Billy-the-Gardener has been at it again – always working in the garden and coming up with new plantings and plans – this one seemed appropriate as we come into cooler Fall temperatures and thoughts of indoor plants come to mind….
How to grow ivy from clippings:
Ivy grow extremely well in most parts of North America. I do not know the climatological zones, but an easy way to know if this or any other plant will grow in your area, just look into your neighbours’ yards. Be careful of public parks, because you often find plants brought in just for one season.
Ivy is such a successful grower that in some of the United States, its cultivation is banned because it can climb over and overwhelm all the other plantings.
Find a healthy looking clump or clumps of ivy. Ivy comes in many varieties with foliage colour variations.
Snip off a long leader of about 8-10 leaves from the plant. As you examine the leading 3-5 leaves, you will notice that the underside of the main stem opposite any leaf stalk is smooth. Examine the stem junction underside of the next 6-8 leaves and you will likely see small nodes projecting opposite leaf junctions…these are the start of root systems which naturally help the main plant to spread. At about 8-10 leaves the main stem may start to look stiff and woody…this area does not easily root.
Cut out the entire stem portion which carries leaves 4 and 5 as well as 6,7, and 8. Cut the stem above leaf number 4 to within 1/4 inch of the base of number 4’s stem. Leave 4 and 5 intact, but gently snip off only the leaves numbered 6,7, and 8, close to the main stem, leaving the root nodes intact.
Prepare a planting base which easily drains, about 6 x 24 inches to support the glasses, by filling the base half way up with a sandy soil mixture.
Place the 10 plastic glasses evenly spaced into the base, and fill these glasses and the surrounding support area with sandy soil to 1/4 inch from the glass brim to allow easy watering. The glasses isolate each plant, just in case a fungus starts, to prevent fungal spread.
Put about 1/2 teaspoon of rooting hormone, available at garden centers, into a small glass like a shot glass and add a few drops of water to make it into a thin slurry / paste. Use a small craft paintbrush to paint the rooting hormone onto the root node areas of leaves 6,7, and 8 even if not all stem junctions yet show a rooting node. This will stimulate a root system, here.
You may dip your subterranean stem length into cinnamon, as it seems to be an anti fungal agent.
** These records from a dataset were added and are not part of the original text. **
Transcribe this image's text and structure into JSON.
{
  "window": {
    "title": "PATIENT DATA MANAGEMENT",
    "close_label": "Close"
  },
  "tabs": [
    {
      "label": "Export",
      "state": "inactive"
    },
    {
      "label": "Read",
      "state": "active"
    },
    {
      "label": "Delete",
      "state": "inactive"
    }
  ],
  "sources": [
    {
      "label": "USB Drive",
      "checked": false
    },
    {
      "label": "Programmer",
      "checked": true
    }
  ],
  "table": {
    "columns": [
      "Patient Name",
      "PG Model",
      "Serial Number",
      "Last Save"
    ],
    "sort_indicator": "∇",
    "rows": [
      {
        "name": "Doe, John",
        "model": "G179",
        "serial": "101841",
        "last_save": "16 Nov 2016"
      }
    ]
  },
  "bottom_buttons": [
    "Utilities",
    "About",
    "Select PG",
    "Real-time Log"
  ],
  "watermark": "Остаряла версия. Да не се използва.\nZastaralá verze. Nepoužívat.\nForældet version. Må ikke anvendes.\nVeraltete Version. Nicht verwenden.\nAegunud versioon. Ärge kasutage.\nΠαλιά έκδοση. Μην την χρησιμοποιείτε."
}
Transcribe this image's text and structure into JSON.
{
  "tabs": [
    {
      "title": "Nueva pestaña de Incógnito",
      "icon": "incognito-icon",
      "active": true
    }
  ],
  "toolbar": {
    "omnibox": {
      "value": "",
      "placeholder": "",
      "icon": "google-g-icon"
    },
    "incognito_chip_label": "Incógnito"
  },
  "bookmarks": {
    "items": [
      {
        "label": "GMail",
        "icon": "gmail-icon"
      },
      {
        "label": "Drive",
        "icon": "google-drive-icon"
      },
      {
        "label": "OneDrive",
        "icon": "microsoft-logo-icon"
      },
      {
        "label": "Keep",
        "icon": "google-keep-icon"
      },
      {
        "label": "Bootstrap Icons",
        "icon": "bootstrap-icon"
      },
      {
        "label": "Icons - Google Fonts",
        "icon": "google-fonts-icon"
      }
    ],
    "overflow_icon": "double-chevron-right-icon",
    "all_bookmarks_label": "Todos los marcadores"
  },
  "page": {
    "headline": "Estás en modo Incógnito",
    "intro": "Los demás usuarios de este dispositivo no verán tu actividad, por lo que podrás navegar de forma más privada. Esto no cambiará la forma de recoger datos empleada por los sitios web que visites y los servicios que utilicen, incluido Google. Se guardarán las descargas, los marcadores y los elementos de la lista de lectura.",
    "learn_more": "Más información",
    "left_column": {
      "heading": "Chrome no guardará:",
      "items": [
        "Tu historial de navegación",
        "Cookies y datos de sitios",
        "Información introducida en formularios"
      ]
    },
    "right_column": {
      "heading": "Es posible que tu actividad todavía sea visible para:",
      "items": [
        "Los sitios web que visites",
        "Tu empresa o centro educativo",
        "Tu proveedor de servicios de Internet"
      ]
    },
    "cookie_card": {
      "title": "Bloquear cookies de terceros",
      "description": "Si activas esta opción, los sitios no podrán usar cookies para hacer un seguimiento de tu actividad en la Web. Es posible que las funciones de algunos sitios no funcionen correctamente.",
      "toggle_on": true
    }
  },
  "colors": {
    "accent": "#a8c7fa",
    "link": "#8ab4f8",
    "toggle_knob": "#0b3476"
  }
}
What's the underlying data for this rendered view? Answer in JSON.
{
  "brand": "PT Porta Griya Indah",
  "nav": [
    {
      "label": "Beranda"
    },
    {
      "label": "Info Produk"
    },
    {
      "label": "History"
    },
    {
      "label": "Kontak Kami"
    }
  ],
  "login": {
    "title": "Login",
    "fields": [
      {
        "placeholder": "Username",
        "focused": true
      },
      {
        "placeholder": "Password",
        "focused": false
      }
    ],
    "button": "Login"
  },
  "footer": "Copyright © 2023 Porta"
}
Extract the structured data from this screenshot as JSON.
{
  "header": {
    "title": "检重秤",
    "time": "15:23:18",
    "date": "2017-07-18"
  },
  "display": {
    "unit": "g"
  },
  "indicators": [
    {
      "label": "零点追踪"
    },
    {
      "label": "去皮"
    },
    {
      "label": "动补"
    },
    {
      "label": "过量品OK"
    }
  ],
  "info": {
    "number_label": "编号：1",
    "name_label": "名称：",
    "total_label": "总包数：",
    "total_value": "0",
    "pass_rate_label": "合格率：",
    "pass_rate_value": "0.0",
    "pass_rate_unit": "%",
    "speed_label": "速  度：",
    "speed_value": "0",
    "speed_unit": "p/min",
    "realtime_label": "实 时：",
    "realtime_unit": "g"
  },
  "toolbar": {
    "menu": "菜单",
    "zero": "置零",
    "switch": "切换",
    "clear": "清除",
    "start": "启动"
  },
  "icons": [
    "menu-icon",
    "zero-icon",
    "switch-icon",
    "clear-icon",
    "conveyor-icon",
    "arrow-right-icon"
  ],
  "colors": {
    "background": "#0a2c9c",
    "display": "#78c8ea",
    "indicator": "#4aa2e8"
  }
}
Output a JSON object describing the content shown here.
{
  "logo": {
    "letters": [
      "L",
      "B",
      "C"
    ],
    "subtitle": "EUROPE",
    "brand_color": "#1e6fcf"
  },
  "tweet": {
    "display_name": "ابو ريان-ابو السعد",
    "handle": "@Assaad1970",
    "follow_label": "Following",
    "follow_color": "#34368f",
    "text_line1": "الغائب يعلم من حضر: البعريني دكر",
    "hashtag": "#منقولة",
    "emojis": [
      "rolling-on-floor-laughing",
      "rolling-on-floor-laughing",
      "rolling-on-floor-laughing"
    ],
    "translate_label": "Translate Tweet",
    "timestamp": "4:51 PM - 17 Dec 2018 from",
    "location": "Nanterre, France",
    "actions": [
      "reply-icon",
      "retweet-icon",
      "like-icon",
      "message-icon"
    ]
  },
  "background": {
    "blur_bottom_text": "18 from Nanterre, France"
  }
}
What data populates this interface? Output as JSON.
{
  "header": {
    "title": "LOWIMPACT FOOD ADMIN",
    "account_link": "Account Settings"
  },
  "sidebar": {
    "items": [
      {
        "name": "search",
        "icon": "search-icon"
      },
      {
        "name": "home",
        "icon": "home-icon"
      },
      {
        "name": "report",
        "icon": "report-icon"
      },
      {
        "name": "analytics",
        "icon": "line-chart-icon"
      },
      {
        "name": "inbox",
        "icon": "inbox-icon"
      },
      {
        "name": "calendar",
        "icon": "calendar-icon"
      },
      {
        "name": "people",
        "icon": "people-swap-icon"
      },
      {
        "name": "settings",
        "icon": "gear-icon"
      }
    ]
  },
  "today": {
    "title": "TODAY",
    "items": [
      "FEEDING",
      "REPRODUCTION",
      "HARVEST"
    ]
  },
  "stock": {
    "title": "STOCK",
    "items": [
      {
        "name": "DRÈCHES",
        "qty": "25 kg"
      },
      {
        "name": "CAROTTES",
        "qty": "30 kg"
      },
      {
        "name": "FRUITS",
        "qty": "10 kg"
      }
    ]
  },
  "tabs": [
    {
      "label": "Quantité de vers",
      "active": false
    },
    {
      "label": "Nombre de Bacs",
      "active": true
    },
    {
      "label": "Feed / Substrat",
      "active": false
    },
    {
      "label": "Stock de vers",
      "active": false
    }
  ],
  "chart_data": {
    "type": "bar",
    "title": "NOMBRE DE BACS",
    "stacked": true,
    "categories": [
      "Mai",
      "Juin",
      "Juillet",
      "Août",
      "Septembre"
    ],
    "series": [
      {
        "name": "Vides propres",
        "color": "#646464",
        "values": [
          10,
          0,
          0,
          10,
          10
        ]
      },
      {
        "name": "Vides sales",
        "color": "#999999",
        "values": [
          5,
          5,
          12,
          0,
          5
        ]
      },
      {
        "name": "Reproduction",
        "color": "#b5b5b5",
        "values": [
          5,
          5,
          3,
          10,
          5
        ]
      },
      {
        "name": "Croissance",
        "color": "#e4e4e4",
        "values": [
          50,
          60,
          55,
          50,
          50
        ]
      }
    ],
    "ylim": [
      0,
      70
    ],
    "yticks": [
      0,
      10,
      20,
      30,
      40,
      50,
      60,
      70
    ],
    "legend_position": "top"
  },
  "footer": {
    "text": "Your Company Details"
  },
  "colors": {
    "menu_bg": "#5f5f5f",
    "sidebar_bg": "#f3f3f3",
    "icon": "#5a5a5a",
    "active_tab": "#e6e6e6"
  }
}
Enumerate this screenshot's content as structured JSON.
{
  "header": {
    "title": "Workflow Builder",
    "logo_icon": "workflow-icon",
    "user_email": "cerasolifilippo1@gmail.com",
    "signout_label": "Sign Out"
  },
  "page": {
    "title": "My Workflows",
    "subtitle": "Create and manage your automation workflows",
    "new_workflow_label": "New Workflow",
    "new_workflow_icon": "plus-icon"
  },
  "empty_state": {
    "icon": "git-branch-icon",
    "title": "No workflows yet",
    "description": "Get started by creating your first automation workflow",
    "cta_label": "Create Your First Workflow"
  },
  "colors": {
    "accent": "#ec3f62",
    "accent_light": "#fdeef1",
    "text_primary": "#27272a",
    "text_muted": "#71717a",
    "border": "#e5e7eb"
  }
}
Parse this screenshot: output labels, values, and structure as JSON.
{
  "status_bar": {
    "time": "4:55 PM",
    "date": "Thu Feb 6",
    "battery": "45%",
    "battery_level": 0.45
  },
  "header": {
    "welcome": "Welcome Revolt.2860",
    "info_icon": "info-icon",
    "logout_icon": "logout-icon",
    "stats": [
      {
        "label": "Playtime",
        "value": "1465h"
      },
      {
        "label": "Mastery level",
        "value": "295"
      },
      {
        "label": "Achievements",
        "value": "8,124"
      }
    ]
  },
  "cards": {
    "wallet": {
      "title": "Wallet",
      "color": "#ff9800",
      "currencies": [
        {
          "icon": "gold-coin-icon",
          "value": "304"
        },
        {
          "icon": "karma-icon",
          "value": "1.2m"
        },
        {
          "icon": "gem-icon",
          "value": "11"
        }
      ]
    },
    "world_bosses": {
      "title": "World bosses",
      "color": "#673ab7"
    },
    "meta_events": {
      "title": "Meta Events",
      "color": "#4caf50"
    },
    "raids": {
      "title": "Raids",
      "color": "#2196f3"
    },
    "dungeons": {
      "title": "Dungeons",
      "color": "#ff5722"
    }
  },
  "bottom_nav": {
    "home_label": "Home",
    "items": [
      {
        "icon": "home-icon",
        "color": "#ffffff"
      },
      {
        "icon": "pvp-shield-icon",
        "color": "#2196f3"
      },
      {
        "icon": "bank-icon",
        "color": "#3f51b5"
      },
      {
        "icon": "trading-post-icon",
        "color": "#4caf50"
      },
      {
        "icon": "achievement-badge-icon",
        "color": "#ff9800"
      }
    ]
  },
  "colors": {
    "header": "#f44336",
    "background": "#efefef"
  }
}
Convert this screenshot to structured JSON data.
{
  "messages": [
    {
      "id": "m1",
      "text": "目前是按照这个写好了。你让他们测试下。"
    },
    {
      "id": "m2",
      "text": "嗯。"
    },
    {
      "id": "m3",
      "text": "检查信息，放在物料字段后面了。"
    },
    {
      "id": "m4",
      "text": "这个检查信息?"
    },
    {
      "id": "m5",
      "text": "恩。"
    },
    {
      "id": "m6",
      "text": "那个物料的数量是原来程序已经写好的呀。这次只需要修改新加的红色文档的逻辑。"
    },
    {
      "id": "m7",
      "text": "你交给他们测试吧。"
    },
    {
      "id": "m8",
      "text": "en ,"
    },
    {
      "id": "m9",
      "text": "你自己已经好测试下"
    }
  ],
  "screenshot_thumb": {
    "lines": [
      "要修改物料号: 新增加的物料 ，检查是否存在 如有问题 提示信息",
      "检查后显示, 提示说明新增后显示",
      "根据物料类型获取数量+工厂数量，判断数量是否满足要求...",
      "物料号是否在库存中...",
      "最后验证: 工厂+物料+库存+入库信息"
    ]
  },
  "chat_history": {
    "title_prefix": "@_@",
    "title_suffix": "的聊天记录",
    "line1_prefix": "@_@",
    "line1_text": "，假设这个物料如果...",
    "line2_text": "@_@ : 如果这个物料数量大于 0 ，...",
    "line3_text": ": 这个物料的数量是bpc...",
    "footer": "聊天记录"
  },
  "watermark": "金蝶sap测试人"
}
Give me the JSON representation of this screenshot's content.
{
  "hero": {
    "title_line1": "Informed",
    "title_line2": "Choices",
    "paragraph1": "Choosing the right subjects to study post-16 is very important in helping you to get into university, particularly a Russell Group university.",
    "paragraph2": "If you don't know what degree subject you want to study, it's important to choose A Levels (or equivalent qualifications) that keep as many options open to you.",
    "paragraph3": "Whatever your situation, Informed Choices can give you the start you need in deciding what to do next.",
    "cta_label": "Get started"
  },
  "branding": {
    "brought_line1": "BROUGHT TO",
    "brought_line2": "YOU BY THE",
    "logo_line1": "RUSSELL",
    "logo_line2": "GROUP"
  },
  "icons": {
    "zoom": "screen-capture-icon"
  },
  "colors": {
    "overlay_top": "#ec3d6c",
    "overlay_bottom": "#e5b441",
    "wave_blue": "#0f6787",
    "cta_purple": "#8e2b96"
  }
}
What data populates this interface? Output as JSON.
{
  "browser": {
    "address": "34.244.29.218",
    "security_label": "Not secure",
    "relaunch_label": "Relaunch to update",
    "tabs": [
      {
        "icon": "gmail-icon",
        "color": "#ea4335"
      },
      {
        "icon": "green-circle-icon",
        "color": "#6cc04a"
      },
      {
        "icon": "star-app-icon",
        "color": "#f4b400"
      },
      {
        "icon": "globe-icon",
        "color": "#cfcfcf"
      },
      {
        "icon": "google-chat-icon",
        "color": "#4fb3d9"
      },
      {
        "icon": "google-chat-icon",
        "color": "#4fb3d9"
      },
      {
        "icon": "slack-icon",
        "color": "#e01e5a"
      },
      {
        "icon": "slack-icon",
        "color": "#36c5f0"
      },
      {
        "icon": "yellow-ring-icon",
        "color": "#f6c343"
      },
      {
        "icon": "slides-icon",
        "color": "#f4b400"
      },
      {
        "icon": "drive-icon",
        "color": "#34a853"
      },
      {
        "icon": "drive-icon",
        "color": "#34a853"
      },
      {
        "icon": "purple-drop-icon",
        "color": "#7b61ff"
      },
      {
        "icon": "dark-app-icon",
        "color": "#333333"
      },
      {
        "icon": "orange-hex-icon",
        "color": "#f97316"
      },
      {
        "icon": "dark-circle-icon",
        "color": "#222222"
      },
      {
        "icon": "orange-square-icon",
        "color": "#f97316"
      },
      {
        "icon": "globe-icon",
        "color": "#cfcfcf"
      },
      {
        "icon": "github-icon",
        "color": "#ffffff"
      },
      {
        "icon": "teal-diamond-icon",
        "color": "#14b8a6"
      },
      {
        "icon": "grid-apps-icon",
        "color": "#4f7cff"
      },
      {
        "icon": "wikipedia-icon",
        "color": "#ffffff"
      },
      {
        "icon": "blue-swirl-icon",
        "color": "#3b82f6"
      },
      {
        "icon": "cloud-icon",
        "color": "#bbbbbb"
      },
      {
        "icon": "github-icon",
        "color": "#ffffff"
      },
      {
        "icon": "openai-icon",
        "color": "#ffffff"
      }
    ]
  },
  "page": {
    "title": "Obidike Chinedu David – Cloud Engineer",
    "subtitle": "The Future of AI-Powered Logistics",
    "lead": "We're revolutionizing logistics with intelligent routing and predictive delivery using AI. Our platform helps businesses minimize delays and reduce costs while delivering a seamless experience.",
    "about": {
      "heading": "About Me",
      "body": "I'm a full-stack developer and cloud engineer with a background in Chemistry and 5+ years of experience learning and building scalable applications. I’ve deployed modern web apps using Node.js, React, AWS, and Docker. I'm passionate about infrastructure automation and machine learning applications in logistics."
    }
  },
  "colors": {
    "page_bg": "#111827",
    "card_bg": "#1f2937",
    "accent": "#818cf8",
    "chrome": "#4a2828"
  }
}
Poke a pencil into the soil in the cup, place the hormone ( and cinnamon coated ?) stem of 6,7,and 8 into the space and pack the soil back tight around the stem. Allow leaves 4 and 5 to sit above the soil.
Water the entire planting base and glasses system well, and slide it into a clear plastic bag or plastic sheet to prevent evaporation. Tent the plastic to protect the leaves. Place system into a dappled sunlight area. Open the plastic after 4-5 days to re- water, leave it open to the air for a few hours, then reseal. If a plant seems to keel over at its base, that could be a fungus…you can get anti fungal chemicals, but my 24 plants survived nicely with no fungus.
In 3-4 weeks, if you gently tip one glass sideways, you will start to notice roots forming. I plan to plant my entire propagating system uncovered, buried in the side garden to a depth even with the surrounding soil, over the winter season, before I transplant the new cuttings…they will have a great root system by the spring.
Plant the new cuttings in clusters of 3-4, in the same style sun / shade environment from which you harvested them. That way the new plants will not be shocked or sunburnt.
Thank you so much Billy – I’ll be replicating this with a couple of plants I have here.
Have a great one!